## [REQUIRED ACTION]
Every line of the records below that holds the word "Adjustments" should be copied out.

## [DATASET ENTRIES]

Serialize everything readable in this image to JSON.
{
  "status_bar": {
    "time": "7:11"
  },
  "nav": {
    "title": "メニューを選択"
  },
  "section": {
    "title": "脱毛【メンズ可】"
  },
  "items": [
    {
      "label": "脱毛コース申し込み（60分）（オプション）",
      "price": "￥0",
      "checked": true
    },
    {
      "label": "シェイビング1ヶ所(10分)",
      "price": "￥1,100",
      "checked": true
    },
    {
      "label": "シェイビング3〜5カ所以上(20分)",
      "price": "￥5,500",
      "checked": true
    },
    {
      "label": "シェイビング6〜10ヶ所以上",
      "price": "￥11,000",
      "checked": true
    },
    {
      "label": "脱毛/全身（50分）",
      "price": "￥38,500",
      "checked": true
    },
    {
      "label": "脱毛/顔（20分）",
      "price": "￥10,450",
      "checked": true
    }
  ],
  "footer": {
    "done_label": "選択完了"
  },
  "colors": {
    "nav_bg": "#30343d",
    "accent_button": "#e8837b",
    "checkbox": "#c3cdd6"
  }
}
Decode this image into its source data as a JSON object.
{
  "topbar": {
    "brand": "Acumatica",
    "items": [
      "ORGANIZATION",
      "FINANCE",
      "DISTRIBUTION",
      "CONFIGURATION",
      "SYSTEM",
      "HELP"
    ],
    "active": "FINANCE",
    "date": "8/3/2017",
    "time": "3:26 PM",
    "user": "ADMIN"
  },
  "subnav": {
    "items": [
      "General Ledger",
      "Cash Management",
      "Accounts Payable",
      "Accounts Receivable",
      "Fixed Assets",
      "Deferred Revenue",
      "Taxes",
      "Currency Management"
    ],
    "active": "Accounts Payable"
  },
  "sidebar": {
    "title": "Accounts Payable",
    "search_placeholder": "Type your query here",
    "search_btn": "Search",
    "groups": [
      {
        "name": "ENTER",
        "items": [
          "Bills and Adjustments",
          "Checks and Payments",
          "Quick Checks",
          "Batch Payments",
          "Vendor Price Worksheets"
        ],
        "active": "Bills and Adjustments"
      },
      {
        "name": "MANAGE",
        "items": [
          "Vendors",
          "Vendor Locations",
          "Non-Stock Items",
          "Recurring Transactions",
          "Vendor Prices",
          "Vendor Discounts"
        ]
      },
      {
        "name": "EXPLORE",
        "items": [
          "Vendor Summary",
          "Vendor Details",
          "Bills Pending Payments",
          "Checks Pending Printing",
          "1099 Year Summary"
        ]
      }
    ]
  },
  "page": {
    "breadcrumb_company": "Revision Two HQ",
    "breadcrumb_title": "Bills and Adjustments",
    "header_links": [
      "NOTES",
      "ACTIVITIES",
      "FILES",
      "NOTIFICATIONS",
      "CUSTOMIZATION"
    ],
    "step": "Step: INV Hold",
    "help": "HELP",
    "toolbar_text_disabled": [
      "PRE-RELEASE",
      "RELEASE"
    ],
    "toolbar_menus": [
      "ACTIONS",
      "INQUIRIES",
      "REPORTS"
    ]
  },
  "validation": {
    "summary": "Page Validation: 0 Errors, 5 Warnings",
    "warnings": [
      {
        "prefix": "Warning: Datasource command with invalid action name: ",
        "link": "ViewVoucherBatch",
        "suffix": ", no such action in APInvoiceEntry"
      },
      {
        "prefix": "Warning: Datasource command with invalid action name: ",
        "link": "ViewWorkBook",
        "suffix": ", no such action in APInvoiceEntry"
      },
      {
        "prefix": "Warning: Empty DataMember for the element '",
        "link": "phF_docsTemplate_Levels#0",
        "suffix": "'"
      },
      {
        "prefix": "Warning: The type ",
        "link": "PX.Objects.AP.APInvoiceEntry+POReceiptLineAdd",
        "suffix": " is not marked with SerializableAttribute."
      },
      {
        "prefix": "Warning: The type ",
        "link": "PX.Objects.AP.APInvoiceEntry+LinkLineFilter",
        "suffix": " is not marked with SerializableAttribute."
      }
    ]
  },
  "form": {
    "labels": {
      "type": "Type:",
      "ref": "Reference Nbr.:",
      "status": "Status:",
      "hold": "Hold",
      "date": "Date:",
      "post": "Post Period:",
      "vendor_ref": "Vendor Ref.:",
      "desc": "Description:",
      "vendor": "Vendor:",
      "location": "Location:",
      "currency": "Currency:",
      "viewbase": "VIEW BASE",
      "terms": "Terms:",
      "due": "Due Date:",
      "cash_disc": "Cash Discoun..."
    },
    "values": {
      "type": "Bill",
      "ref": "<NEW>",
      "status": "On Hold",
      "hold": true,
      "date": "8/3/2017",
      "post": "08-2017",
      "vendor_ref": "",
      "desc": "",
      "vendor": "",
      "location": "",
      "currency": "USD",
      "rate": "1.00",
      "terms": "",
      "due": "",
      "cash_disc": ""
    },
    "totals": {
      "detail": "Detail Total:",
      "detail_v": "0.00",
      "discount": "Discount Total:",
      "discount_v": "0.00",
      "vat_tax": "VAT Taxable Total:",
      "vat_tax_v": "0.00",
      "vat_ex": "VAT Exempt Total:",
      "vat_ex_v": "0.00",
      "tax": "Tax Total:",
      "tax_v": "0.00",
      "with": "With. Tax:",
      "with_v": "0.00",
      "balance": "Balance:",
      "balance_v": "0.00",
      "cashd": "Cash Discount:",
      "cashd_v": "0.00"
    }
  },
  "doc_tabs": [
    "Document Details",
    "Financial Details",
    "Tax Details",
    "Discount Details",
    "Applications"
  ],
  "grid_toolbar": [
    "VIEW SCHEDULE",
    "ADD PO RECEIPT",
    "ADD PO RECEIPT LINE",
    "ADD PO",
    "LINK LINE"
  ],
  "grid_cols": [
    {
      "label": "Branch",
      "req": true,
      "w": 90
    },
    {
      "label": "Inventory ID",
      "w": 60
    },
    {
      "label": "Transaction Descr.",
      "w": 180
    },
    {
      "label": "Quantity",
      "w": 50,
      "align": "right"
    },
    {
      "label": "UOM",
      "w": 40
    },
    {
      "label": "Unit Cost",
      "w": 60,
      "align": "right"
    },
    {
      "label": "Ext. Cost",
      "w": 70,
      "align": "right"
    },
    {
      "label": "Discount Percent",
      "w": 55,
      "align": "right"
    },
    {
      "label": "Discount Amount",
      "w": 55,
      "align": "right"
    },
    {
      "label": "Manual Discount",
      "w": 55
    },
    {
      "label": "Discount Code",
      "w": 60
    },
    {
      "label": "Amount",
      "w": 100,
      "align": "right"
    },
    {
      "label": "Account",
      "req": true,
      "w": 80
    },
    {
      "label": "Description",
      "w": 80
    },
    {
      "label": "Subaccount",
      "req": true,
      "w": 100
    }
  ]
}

## [FINISHED EXERCISE]
          "Bills and Adjustments",
        "active": "Bills and Adjustments"
    "breadcrumb_title": "Bills and Adjustments",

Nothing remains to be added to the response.